Article by Claire Wardle: “In the fall of 2017, Collins Dictionary named fake news word of the year. It was hard to argue with the decision. Journalists were using the phrase to raise awareness of false and misleading information online. Academics had started publishing copiously on the subject and even named conferences after it. And of course, US president Donald Trump regularly used the epithet from the podium to discredit nearly anything he disliked.
By spring of that year, I had already become exasperated by how this term was being used to attack the news media. Worse, it had never captured the problem: most content wasn’t actually fake, but genuine content used out of context—and only rarely did it look like news. I made a rallying cry to stop using fake news and instead use misinformation, disinformation, and malinformation under the umbrella term information disorder. These terms, especially the first two, have caught on, but they represent an overly simple, tidy framework I no longer find useful.
Both disinformation and misinformation describe false or misleading claims, but disinformation is distributed with the intent to cause harm, whereas misinformation is the mistaken sharing of the same content. Analyses of both generally focus on whether a post is accurate and whether it is intended to mislead. The result? We researchers become so obsessed with labeling the dots that we can’t see the larger pattern they show.

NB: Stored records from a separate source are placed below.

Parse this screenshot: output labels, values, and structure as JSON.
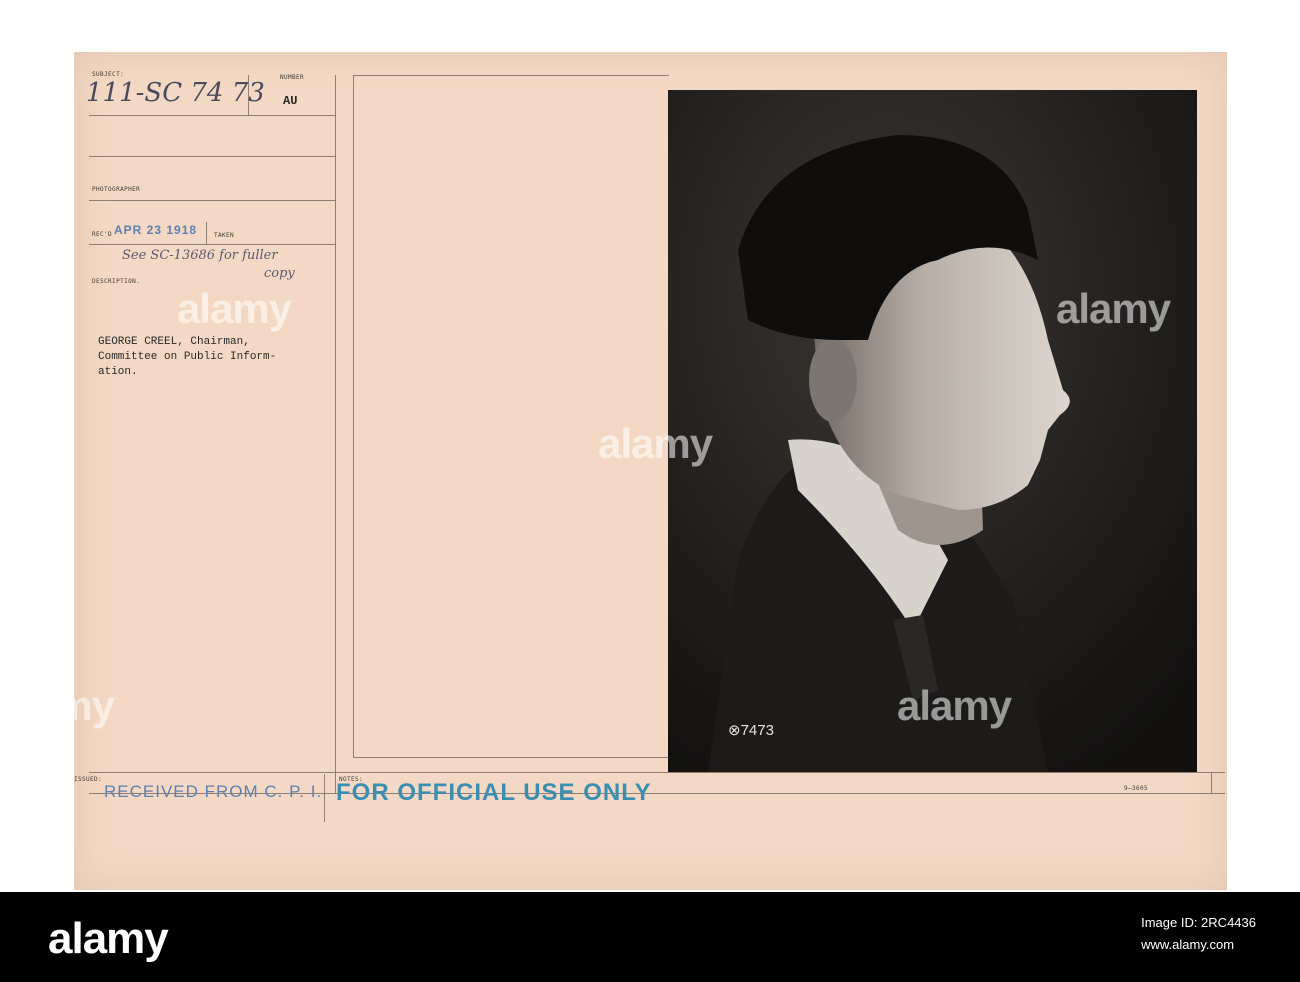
{
  "card": {
    "subject_label": "SUBJECT:",
    "subject_value": "111-SC 74 73",
    "number_label": "NUMBER",
    "number_value": "AU",
    "photographer_label": "PHOTOGRAPHER",
    "recd_label": "REC'D",
    "recd_date": "APR 23 1918",
    "taken_label": "TAKEN",
    "handwritten_note_line1": "See SC-13686 for fuller",
    "handwritten_note_line2": "copy",
    "description_label": "DESCRIPTION.",
    "description_lines": [
      "GEORGE CREEL, Chairman,",
      "Committee on Public Inform-",
      "ation."
    ],
    "issued_label": "ISSUED:",
    "issued_stamp": "RECEIVED FROM C. P. I.",
    "notes_label": "NOTES:",
    "notes_stamp": "FOR OFFICIAL USE ONLY",
    "photo_number": "⊗7473",
    "form_number": "9—3605"
  },
  "watermark": {
    "text": "alamy"
  },
  "footer": {
    "logo": "alamy",
    "image_id_label": "Image ID: 2RC4436",
    "site": "www.alamy.com"
  },
  "colors": {
    "card": "#f3d9c5",
    "stamp_blue": "#5f7fb1",
    "stamp_teal": "#3a8fb0",
    "photo_bg": "#151413",
    "footer_bg": "#000000"
  }
}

By focusing narrowly on problematic content, researchers are failing to understand the increasingly sizable number of people who create and share this content, and also overlooking the larger context of what information people actually need. Academics are not going to effectively strengthen the information ecosystem until we shift our perspective from classifying every post to understanding the social contexts of this information, how it fits into narratives and identities, and its short-term impacts and long-term harms…(More)”.